Chemistry in context
Plastics, Liquid Crystals and Organic LEDs are ubiquitous in everyday life; your smartphone, tablet or television screen is likely an Organic LED. Here, the chemistry of these common materials is explored. Specifically, the structure and nomenclature of organic and inorganic macromolecules are covered, as well as polymer syntheses. The physical, chemical and mechanical properties of polymers, liquid crystals and light emitting materials are dissected and device structure of organic LEDs is deconvoluted.
This module appears in:
- Physical Sciences Stage 2/3/4
- STMS Undergradute Stage 2 & 3
24 hours of lectures, 3 practicals (18 lab hours), 3 hours of drop-in sessions.
Private study 105 hours; Total study hours - 150
This is not available as a wild module.
Method of assessment
Coursework - 40% Exam - 60%
Fundamental concepts relating to polymer chemistry.Operating instrument and interpreting spectra from spectroscopic data.
Structure-property relationships liquid-crystal (LC) materials.
Synthetic approaches to polymers, LCs, and light emitting organics.
Concepts relating to spectroscopy
An ability to interpret spectroscopic data.
An ability to link chemical structure to experimental observables
The skills to perform practical experiments to gain spectroscopic information.
The skills to operate standard chemical instrumentation, record data, evaluate observations and errors.
A knowledge of basic spectroscopy; infra-red, UV-VIS, fluorescence.

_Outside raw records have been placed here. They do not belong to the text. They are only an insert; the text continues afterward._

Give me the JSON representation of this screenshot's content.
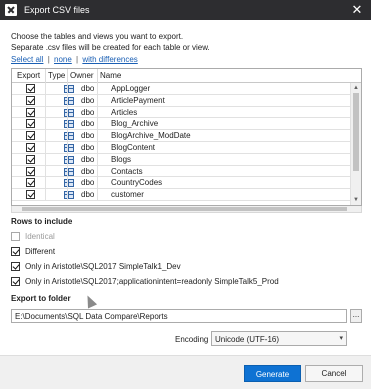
{
  "window": {
    "title": "Export CSV files",
    "close_glyph": "✕",
    "app_icon": "app-icon"
  },
  "intro": {
    "line1": "Choose the tables and views you want to export.",
    "line2": "Separate .csv files will be created for each table or view."
  },
  "links": {
    "select_all": "Select all",
    "separator": "|",
    "none": "none",
    "with_differences": "with differences"
  },
  "table": {
    "columns": [
      "Export",
      "Type",
      "Owner",
      "Name"
    ],
    "rows": [
      {
        "export": true,
        "type_icon": "table-icon",
        "owner": "dbo",
        "name": "AppLogger"
      },
      {
        "export": true,
        "type_icon": "table-icon",
        "owner": "dbo",
        "name": "ArticlePayment"
      },
      {
        "export": true,
        "type_icon": "table-icon",
        "owner": "dbo",
        "name": "Articles"
      },
      {
        "export": true,
        "type_icon": "table-icon",
        "owner": "dbo",
        "name": "Blog_Archive"
      },
      {
        "export": true,
        "type_icon": "table-icon",
        "owner": "dbo",
        "name": "BlogArchive_ModDate"
      },
      {
        "export": true,
        "type_icon": "table-icon",
        "owner": "dbo",
        "name": "BlogContent"
      },
      {
        "export": true,
        "type_icon": "table-icon",
        "owner": "dbo",
        "name": "Blogs"
      },
      {
        "export": true,
        "type_icon": "table-icon",
        "owner": "dbo",
        "name": "Contacts"
      },
      {
        "export": true,
        "type_icon": "table-icon",
        "owner": "dbo",
        "name": "CountryCodes"
      },
      {
        "export": true,
        "type_icon": "table-icon",
        "owner": "dbo",
        "name": "customer"
      }
    ]
  },
  "rows_to_include": {
    "title": "Rows to include",
    "options": [
      {
        "label": "Identical",
        "checked": false,
        "disabled": true
      },
      {
        "label": "Different",
        "checked": true,
        "disabled": false
      },
      {
        "label": "Only in Aristotle\\SQL2017 SimpleTalk1_Dev",
        "checked": true,
        "disabled": false
      },
      {
        "label": "Only in Aristotle\\SQL2017;applicationintent=readonly SimpleTalk5_Prod",
        "checked": true,
        "disabled": false
      }
    ]
  },
  "export_folder": {
    "title": "Export to folder",
    "path": "E:\\Documents\\SQL Data Compare\\Reports",
    "browse_label": "..."
  },
  "encoding": {
    "label": "Encoding",
    "value": "Unicode (UTF-16)",
    "caret": "▾"
  },
  "buttons": {
    "generate": "Generate",
    "cancel": "Cancel"
  },
  "colors": {
    "titlebar": "#2d2d30",
    "primary": "#0e72d3",
    "link": "#1a5fb4"
  }
}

An understanding of how polymers are synthesised and analysed.
More detailed understanding of small molecule synthesis approaches.
A knowledge of LC behaviour and how it relates to observable properties.
A basic understanding of device compositions.
An ability to make use of appropriate texts, or other learning resources as part of managing their own learning.
Problem-solving skills, an ability to formulate problems in precise terms and to identify key issues, and the confidence to try different approaches in order to make progress on challenging problems.
Analytical skills – associated with the need to pay attention to detail and to develop an ability to manipulate precise and intricate ideas, to construct logical arguments and to use technical language correctly.
Personal skills – the ability to work independently, to use initiative, to organise oneself to meet deadlines and to interact constructively with other people.